I'm not convinced that any film-makers can genuinely lay claim to being children at heart – other than Tim Burton and Quentin Tarantino (and one of them you really wish would grow up). Children's films by directors known for adult work tend to smack of their makers dressing up in a borrowed inner-child costume. That's certainly the sense you get from Spike Jonze's take on Where the Wild Things Are – which is, after all, a dressing-up story. In Maurice Sendak's much-loved picture book, an unruly boy runs riot in his wolf suit and is sent to his room, which instantly turns into a jungle: he sails away to the land of the Wild Things, tames these rampaging chimerae and becomes their king. It's a wonderfully rich fable of children's frustration, of confronting fears, of taming but also accepting the raging id. And it's only 338 words long.
With co-writer Dave Eggers, Spike Jonze, who directed the inspired Being John Malkovich, has turned the book into a nearly two-hour film. Jonze's most daring move is to set Sendak's imaginings in a frame of everyday mundanity.
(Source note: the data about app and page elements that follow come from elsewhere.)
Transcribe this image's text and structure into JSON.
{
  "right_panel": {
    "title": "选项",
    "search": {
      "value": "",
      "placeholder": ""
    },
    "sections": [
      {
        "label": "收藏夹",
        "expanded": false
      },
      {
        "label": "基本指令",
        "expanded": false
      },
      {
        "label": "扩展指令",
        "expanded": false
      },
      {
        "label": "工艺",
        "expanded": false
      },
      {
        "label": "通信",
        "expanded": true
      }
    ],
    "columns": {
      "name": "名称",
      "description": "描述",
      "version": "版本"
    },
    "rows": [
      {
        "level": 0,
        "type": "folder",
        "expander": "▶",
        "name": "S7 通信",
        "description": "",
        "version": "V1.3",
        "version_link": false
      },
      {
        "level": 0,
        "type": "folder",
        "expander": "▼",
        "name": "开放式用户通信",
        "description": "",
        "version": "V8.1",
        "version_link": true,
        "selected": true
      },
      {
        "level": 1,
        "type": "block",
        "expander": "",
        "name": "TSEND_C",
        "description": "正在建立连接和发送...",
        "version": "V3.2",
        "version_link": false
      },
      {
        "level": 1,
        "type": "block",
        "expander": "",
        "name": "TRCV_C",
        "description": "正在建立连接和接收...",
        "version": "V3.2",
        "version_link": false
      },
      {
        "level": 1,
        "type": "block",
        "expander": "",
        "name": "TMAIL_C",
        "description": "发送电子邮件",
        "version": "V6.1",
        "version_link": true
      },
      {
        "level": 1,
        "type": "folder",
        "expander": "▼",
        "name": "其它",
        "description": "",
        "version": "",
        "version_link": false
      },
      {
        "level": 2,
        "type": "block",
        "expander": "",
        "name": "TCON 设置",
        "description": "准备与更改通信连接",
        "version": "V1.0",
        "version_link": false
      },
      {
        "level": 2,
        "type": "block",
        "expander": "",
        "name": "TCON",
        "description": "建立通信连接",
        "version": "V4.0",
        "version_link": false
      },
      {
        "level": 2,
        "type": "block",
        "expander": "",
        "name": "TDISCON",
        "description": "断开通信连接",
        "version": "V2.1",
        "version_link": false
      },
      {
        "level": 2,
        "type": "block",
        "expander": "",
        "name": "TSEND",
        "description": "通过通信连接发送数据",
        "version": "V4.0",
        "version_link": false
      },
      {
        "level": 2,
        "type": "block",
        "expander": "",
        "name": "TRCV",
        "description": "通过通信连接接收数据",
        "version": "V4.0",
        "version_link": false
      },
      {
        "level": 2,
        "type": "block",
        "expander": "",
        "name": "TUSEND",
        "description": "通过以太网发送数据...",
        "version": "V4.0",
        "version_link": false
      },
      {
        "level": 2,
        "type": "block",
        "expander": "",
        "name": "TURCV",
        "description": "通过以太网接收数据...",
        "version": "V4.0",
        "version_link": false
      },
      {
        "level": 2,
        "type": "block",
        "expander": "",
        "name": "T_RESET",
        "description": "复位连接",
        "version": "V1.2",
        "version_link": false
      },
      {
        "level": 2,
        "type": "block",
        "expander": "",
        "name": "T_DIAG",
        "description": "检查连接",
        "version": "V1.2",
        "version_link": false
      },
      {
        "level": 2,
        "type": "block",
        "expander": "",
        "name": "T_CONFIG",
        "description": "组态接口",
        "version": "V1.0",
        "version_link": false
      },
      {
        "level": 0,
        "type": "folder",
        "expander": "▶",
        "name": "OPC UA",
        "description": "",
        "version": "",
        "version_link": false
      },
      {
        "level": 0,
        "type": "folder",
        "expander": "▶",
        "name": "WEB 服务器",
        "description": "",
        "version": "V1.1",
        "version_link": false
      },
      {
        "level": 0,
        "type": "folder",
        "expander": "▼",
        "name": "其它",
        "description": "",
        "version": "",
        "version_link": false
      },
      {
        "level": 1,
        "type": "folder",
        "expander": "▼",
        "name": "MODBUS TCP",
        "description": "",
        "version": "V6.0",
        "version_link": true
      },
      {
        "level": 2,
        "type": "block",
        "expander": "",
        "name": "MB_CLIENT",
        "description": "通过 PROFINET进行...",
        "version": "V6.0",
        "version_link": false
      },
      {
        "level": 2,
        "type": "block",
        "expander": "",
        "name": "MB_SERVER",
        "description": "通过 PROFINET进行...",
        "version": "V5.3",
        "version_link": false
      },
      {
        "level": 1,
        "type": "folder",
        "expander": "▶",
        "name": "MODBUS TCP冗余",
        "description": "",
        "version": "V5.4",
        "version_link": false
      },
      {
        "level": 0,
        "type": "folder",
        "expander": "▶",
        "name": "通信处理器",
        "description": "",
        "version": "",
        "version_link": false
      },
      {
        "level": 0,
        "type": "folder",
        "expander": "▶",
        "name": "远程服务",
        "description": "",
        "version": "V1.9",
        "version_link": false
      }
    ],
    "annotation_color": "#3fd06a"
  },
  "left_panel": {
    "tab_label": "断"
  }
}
The film's opening establishes its hero's lonely existence: nine-year-old Max (a lively, candid actor named Max Records) plays alone, largely ignored by his teenage sister and only half paid attention by his divorced mother (Catherine Keener). Max gets furious, bites, then runs off to rage in a nearby wood.
The magic follows naturally: Max climbs into a waiting boat and crosses an ocean to a dark island with fires burning at its peak. There, in the film's eeriest sequence, he sees the Wild Things destroy their own nest-like homes by hurling themselves at them. Besotted with destruction, Max joins in and is crowned their king.
Then the film goes strangely dead, leaving us with little to engage us except the strangeness of its forest demons. Variously resembling a goat, a bull, a budgie with ears, these lumbering creatures are like giant walking carnival effigies. Jonze uses huge puppets rather than opting for the usual digital effects (although CGI serves to animate their facial expressions). Thus the creatures pack real physical weight: as they crash through the woods, you believe not just in their gargantuan cuddliness but also in their dangerous physicality. For all their cartoonishness, these are remarkably real-seeming creations, with their matted hair and crusty-soled feet; you imagine they smell pretty beastly, too.
Some are almost cute: Carol, voiced by James Gandolfini, has a big, cat-like face that looms benignly as he sniffs Max. Melancholy eyes make the Things seem less like animals than ancient children, carrying a terrible weight of sorrow. But Jonze, Eggers and a voice cast that includes Lauren Ambrose and Forest Whitaker don't succeed in turning the Things into characters. Each beast gets a voice and an incongruous name – Judith, Ira, Douglas – but the only one with real personality is Alexander the goat, portrayed as a shy nebbish. They talk like grouchy, neurotic old people, the script sometimes occasionally slipping, like Wes Anderson's Fantastic Mr Fox, into smarty-pants psychobabble.
There's some pleasure to be had from the wanton wrecking that flies in the face of the eco-wisdom now routinely programmed into children's films: the Things gratuitously punch holes in trees, smash cliffs with a single jump, even bring owls hurtling down from the sky by hurling rocks. When they all pile into a big, hairy heap to doze off together, it feels as if Max has fallen in with a gang of elderly Hell's Angels.
Frustratingly – you might also say, bravely – there is no plot to speak of. Max rallies the creatures to build a fortress, then they run around some more, bash a few more things, bicker and sulk. There are no outsiders, or even significant events: it's simply about playmates getting on, falling out, then having to admit their fears and weaknesses. Ultimately the film seems to be about a child learning to handle his own depression when he realises that grown-ups get it even worse. Even the book's jubilant Wild Rumpus comes across like a session of primal-scream therapy.
But the lack of spectacle is precisely what makes this an intriguing, if not satisfying, film for grown-ups. Jonze and cameraman Lance Acord create a distinctive look entirely at odds with the shiny intensity of contemporary children's cinema – real rather than hyper-real, and persuasively close to the texture of dream. The palette is muted, the textures grainy, the landscapes not so much fantastic as just strange, and somewhat desolate.
Where the Wild Things Are is unashamedly an art movie in a poetic-realism vein, and by far the weirdest film supposedly made for children since Robert Altman tried his hand at Popeye. Younger children, I suspect, will be terrified, and I doubt that older ones will care for it much. Child psychologists, on the other hand, will be fascinated.
Where the Wild Things Are, Spike Jonze, 101 mins, PGReuse content